Could you extract every entry below and reproduce it exactly?

◆ Supplied material ◆
§
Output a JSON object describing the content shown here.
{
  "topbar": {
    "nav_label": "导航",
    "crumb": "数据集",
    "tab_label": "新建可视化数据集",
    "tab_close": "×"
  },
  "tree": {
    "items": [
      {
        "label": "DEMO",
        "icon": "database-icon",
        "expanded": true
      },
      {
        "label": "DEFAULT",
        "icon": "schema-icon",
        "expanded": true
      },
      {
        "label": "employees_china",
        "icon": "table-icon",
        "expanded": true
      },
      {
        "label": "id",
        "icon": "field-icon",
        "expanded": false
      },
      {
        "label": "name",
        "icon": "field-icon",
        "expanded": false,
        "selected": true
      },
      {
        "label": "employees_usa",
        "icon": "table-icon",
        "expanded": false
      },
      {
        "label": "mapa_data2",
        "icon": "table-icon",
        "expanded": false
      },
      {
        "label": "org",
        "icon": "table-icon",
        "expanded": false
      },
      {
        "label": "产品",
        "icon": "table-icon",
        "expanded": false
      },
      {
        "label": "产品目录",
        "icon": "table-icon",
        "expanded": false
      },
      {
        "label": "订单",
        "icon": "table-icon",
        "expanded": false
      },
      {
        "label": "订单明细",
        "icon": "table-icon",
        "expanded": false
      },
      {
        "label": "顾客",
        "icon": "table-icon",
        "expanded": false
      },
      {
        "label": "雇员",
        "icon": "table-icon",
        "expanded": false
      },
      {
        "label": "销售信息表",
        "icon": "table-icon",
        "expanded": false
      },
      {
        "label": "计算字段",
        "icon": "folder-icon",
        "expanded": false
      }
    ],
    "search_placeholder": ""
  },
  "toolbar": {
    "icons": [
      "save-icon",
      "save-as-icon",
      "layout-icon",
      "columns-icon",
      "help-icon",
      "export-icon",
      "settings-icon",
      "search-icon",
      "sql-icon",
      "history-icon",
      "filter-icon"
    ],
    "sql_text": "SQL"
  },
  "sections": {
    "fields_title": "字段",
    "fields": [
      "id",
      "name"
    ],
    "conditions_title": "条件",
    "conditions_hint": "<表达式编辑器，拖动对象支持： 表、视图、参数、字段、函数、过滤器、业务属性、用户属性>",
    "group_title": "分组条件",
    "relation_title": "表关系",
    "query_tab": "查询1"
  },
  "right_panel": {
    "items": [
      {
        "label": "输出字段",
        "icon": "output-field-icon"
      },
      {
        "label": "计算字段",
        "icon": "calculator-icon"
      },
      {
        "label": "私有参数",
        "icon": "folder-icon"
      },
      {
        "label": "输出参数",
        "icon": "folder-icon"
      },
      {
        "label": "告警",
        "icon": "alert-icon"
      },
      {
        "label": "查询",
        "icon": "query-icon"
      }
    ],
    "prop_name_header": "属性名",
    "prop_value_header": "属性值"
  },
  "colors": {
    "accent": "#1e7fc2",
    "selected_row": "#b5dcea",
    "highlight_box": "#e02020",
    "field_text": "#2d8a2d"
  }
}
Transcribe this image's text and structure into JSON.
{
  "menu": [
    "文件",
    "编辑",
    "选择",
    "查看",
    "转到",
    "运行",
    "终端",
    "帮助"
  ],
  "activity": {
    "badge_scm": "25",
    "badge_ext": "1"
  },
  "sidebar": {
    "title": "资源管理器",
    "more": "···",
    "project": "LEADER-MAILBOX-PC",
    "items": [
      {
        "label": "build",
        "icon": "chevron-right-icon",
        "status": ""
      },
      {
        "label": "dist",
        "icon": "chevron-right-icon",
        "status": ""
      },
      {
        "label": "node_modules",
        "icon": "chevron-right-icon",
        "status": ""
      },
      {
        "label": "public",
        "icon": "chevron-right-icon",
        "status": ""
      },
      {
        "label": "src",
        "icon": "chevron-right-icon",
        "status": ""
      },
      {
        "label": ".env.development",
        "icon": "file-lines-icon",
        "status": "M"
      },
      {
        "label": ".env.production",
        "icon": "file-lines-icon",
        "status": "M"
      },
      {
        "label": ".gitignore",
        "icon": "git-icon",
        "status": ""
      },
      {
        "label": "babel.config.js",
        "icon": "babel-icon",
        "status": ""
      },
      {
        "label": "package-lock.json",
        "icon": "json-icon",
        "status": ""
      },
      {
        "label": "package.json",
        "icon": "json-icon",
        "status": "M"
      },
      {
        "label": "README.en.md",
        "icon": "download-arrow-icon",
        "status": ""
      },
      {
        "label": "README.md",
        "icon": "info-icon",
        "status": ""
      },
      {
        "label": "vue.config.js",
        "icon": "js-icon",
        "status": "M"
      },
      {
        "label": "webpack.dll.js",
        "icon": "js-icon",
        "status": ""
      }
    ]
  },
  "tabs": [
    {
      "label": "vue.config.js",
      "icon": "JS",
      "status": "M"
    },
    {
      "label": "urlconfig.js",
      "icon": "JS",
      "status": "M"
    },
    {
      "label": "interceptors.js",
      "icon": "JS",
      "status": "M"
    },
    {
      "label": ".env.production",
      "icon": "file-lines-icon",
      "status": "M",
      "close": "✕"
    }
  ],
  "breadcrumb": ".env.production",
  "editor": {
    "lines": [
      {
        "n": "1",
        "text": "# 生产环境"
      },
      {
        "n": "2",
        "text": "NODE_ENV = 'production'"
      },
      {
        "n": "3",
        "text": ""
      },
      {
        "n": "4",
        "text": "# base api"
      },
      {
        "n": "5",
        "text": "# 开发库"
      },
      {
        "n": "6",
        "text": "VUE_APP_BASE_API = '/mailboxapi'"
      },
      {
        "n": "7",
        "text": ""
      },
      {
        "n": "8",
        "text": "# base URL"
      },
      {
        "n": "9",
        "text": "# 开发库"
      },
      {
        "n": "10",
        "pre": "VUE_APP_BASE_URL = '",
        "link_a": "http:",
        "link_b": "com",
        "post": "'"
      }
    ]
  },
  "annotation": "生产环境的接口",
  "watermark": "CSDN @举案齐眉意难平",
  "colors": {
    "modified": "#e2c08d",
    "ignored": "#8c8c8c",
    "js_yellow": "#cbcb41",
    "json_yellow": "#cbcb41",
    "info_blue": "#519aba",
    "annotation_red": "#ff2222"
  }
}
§
◆ Result of this task ◆
Output a JSON object describing the content shown here.
{
  "topbar": {
    "nav_label": "导航",
    "crumb": "数据集",
    "tab_label": "新建可视化数据集",
    "tab_close": "×"
  },
  "tree": {
    "items": [
      {
        "label": "DEMO",
        "icon": "database-icon",
        "expanded": true
      },
      {
        "label": "DEFAULT",
        "icon": "schema-icon",
        "expanded": true
      },
      {
        "label": "employees_china",
        "icon": "table-icon",
        "expanded": true
      },
      {
        "label": "id",
        "icon": "field-icon",
        "expanded": false
      },
      {
        "label": "name",
        "icon": "field-icon",
        "expanded": false,
        "selected": true
      },
      {
        "label": "employees_usa",
        "icon": "table-icon",
        "expanded": false
      },
      {
        "label": "mapa_data2",
        "icon": "table-icon",
        "expanded": false
      },
      {
        "label": "org",
        "icon": "table-icon",
        "expanded": false
      },
      {
        "label": "产品",
        "icon": "table-icon",
        "expanded": false
      },
      {
        "label": "产品目录",
        "icon": "table-icon",
        "expanded": false
      },
      {
        "label": "订单",
        "icon": "table-icon",
        "expanded": false
      },
      {
        "label": "订单明细",
        "icon": "table-icon",
        "expanded": false
      },
      {
        "label": "顾客",
        "icon": "table-icon",
        "expanded": false
      },
      {
        "label": "雇员",
        "icon": "table-icon",
        "expanded": false
      },
      {
        "label": "销售信息表",
        "icon": "table-icon",
        "expanded": false
      },
      {
        "label": "计算字段",
        "icon": "folder-icon",
        "expanded": false
      }
    ],
    "search_placeholder": ""
  },
  "toolbar": {
    "icons": [
      "save-icon",
      "save-as-icon",
      "layout-icon",
      "columns-icon",
      "help-icon",
      "export-icon",
      "settings-icon",
      "search-icon",
      "sql-icon",
      "history-icon",
      "filter-icon"
    ],
    "sql_text": "SQL"
  },
  "sections": {
    "fields_title": "字段",
    "fields": [
      "id",
      "name"
    ],
    "conditions_title": "条件",
    "conditions_hint": "<表达式编辑器，拖动对象支持： 表、视图、参数、字段、函数、过滤器、业务属性、用户属性>",
    "group_title": "分组条件",
    "relation_title": "表关系",
    "query_tab": "查询1"
  },
  "right_panel": {
    "items": [
      {
        "label": "输出字段",
        "icon": "output-field-icon"
      },
      {
        "label": "计算字段",
        "icon": "calculator-icon"
      },
      {
        "label": "私有参数",
        "icon": "folder-icon"
      },
      {
        "label": "输出参数",
        "icon": "folder-icon"
      },
      {
        "label": "告警",
        "icon": "alert-icon"
      },
      {
        "label": "查询",
        "icon": "query-icon"
      }
    ],
    "prop_name_header": "属性名",
    "prop_value_header": "属性值"
  },
  "colors": {
    "accent": "#1e7fc2",
    "selected_row": "#b5dcea",
    "highlight_box": "#e02020",
    "field_text": "#2d8a2d"
  }
}
Transcribe this image's text and structure into JSON.
{
  "menu": [
    "文件",
    "编辑",
    "选择",
    "查看",
    "转到",
    "运行",
    "终端",
    "帮助"
  ],
  "activity": {
    "badge_scm": "25",
    "badge_ext": "1"
  },
  "sidebar": {
    "title": "资源管理器",
    "more": "···",
    "project": "LEADER-MAILBOX-PC",
    "items": [
      {
        "label": "build",
        "icon": "chevron-right-icon",
        "status": ""
      },
      {
        "label": "dist",
        "icon": "chevron-right-icon",
        "status": ""
      },
      {
        "label": "node_modules",
        "icon": "chevron-right-icon",
        "status": ""
      },
      {
        "label": "public",
        "icon": "chevron-right-icon",
        "status": ""
      },
      {
        "label": "src",
        "icon": "chevron-right-icon",
        "status": ""
      },
      {
        "label": ".env.development",
        "icon": "file-lines-icon",
        "status": "M"
      },
      {
        "label": ".env.production",
        "icon": "file-lines-icon",
        "status": "M"
      },
      {
        "label": ".gitignore",
        "icon": "git-icon",
        "status": ""
      },
      {
        "label": "babel.config.js",
        "icon": "babel-icon",
        "status": ""
      },
      {
        "label": "package-lock.json",
        "icon": "json-icon",
        "status": ""
      },
      {
        "label": "package.json",
        "icon": "json-icon",
        "status": "M"
      },
      {
        "label": "README.en.md",
        "icon": "download-arrow-icon",
        "status": ""
      },
      {
        "label": "README.md",
        "icon": "info-icon",
        "status": ""
      },
      {
        "label": "vue.config.js",
        "icon": "js-icon",
        "status": "M"
      },
      {
        "label": "webpack.dll.js",
        "icon": "js-icon",
        "status": ""
      }
    ]
  },
  "tabs": [
    {
      "label": "vue.config.js",
      "icon": "JS",
      "status": "M"
    },
    {
      "label": "urlconfig.js",
      "icon": "JS",
      "status": "M"
    },
    {
      "label": "interceptors.js",
      "icon": "JS",
      "status": "M"
    },
    {
      "label": ".env.production",
      "icon": "file-lines-icon",
      "status": "M",
      "close": "✕"
    }
  ],
  "breadcrumb": ".env.production",
  "editor": {
    "lines": [
      {
        "n": "1",
        "text": "# 生产环境"
      },
      {
        "n": "2",
        "text": "NODE_ENV = 'production'"
      },
      {
        "n": "3",
        "text": ""
      },
      {
        "n": "4",
        "text": "# base api"
      },
      {
        "n": "5",
        "text": "# 开发库"
      },
      {
        "n": "6",
        "text": "VUE_APP_BASE_API = '/mailboxapi'"
      },
      {
        "n": "7",
        "text": ""
      },
      {
        "n": "8",
        "text": "# base URL"
      },
      {
        "n": "9",
        "text": "# 开发库"
      },
      {
        "n": "10",
        "pre": "VUE_APP_BASE_URL = '",
        "link_a": "http:",
        "link_b": "com",
        "post": "'"
      }
    ]
  },
  "annotation": "生产环境的接口",
  "watermark": "CSDN @举案齐眉意难平",
  "colors": {
    "modified": "#e2c08d",
    "ignored": "#8c8c8c",
    "js_yellow": "#cbcb41",
    "json_yellow": "#cbcb41",
    "info_blue": "#519aba",
    "annotation_red": "#ff2222"
  }
}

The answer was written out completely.